(Component data from apps and pages)
== Segment start ==

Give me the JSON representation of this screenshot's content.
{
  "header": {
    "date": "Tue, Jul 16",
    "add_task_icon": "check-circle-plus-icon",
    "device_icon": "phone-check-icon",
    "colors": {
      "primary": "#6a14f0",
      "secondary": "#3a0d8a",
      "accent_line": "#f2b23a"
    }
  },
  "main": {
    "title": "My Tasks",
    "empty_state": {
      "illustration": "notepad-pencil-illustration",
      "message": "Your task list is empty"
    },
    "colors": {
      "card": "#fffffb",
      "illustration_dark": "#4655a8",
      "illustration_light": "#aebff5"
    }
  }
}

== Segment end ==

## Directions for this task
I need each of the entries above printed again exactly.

## Task result
Give me the JSON representation of this screenshot's content.
{
  "header": {
    "date": "Tue, Jul 16",
    "add_task_icon": "check-circle-plus-icon",
    "device_icon": "phone-check-icon",
    "colors": {
      "primary": "#6a14f0",
      "secondary": "#3a0d8a",
      "accent_line": "#f2b23a"
    }
  },
  "main": {
    "title": "My Tasks",
    "empty_state": {
      "illustration": "notepad-pencil-illustration",
      "message": "Your task list is empty"
    },
    "colors": {
      "card": "#fffffb",
      "illustration_dark": "#4655a8",
      "illustration_light": "#aebff5"
    }
  }
}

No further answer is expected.